SEDDS formulation is composed of lipids, surfactants, and cosolvents. The system has the ability to form an oil-in-water emulsion when dispersed by an aqueous phase under gentle agitation. SEDDSs present drugs in a small droplet size and well-proportioned distribution, and increase the dissolution and permeability. Furthermore, because drugs can be loaded in the inner phase and delivered by lymphatic bypass share, SEDDSs protect drugs against hydrolysis by enzymes in the GI tract and reduce the presystemic clearance in the GI mucosa and hepatic first-pass metabolism. Table I shows the SEDDSs prepared for oral delivery of lipophilic drugs in recent years.
LFCS Classification Diagram
Figure 2 | Lipid digestion and drug solubilization in the small intestine. Following ingestion, the digestion of exogenous dietary triglyceride (TG) and formulation TG is initiated in the stomach by gastric lipase. The stomach further contributes to lipid processing by mechanical mixing (propulsion, grinding and retropulsion), which when combined with the presence of the amphiphilic products of initial lipid digestion (diglyceride and fatty acid) facilitates formation of a crude emulsion (lipid digestion by lingual lipase in the mouth might precede gastric digestion; however,
pharmaceutical formulations are typically encapsulated so that their contents are released in the stomach after ingestion). In the small intestine, pancreatic lipase together with its cofactor co-lipase203 completes the breakdown of TG to diglyceride, monoglyceride and fatty acid. Pancreatic lipase acts primarily at the sn-1 and sn-3 positions of TG to produce 2-monoglyceride and free fatty acid203,204. The chemical digestion of formulation- or biliary-derived phospholipid (PL) also occurs in the small intestine in which pancreatic phospholipase A2 hydrolyses a single fatty-acid molecule from the sn-2 position of PL to yield lysophosphatidylcholine and fatty acid205,206. The presence of exogenous lipids in the small intestine also stimulates secretion of endogenous biliary lipids, including bile salt (BS), PL and cholesterol from the gall bladder. In the presence of raised BS concentrations, the products of lipid digestion (monoglyceride, fatty acid and lysophospholipid) are subsequently incorporated into a series of colloidal structures, including multilamellar and unilamellar vesicles, mixed micelles and micelles. Together these species significantly expand the solubilization capacity of the small intestine for lipid digestion products and drugs (D). The oil droplet in the intestine is stylistically represented in different colours to indicate undigested TG in the core (orange) and digested products such as fatty acid (blue) and monoglyceride (green) on the surface of the droplet.

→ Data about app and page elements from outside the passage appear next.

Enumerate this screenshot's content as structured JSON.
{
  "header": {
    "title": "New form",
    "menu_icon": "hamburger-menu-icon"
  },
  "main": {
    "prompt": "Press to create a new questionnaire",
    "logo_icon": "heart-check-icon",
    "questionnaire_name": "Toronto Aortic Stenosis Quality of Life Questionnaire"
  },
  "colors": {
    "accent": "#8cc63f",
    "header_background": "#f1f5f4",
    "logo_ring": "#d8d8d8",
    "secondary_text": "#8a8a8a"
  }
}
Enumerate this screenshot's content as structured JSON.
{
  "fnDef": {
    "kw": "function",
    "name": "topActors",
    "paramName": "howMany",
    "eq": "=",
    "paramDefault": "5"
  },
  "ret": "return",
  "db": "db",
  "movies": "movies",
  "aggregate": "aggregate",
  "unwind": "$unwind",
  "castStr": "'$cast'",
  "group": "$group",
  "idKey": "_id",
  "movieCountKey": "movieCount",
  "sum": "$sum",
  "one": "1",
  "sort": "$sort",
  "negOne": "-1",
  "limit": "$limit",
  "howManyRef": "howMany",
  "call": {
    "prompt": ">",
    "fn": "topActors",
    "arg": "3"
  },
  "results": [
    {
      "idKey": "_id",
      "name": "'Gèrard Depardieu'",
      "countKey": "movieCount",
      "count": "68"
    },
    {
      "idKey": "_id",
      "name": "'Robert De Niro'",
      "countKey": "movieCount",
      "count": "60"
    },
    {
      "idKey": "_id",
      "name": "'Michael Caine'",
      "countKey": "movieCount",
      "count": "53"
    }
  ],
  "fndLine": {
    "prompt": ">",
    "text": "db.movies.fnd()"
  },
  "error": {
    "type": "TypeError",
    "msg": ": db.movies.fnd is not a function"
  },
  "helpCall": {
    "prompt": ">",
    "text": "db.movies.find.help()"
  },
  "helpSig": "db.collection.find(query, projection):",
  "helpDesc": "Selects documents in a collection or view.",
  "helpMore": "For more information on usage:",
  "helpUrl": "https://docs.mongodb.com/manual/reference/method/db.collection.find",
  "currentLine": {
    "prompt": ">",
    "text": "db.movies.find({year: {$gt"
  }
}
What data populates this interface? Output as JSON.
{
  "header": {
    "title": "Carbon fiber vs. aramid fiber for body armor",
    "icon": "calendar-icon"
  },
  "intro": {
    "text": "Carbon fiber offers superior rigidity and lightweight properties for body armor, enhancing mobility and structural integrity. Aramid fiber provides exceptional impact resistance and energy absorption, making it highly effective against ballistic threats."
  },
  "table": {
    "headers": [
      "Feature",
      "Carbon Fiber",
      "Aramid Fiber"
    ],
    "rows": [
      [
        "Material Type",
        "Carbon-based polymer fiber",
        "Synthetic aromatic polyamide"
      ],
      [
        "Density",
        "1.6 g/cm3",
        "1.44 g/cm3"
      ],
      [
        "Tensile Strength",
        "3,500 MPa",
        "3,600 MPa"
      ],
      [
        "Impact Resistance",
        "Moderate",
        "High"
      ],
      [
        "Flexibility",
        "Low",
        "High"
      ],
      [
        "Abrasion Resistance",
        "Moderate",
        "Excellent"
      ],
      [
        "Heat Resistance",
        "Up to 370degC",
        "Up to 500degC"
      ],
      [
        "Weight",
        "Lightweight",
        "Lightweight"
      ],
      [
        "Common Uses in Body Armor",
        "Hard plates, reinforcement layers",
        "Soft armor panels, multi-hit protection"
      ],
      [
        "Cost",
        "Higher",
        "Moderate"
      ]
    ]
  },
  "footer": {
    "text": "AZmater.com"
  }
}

Self-emulsifying drug delivery systems are a promising approach for the formulation of drug compounds with poor aqueous solubility. The oral delivery of hydrophobic drugs can be made possible by SEDDSs, which have been shown to substantially improve oral bioavailability. With future development of this technology, SEDDSs will continue to enable novel applications in drug delivery and solve problems associated with the delivery of poorly soluble drugs.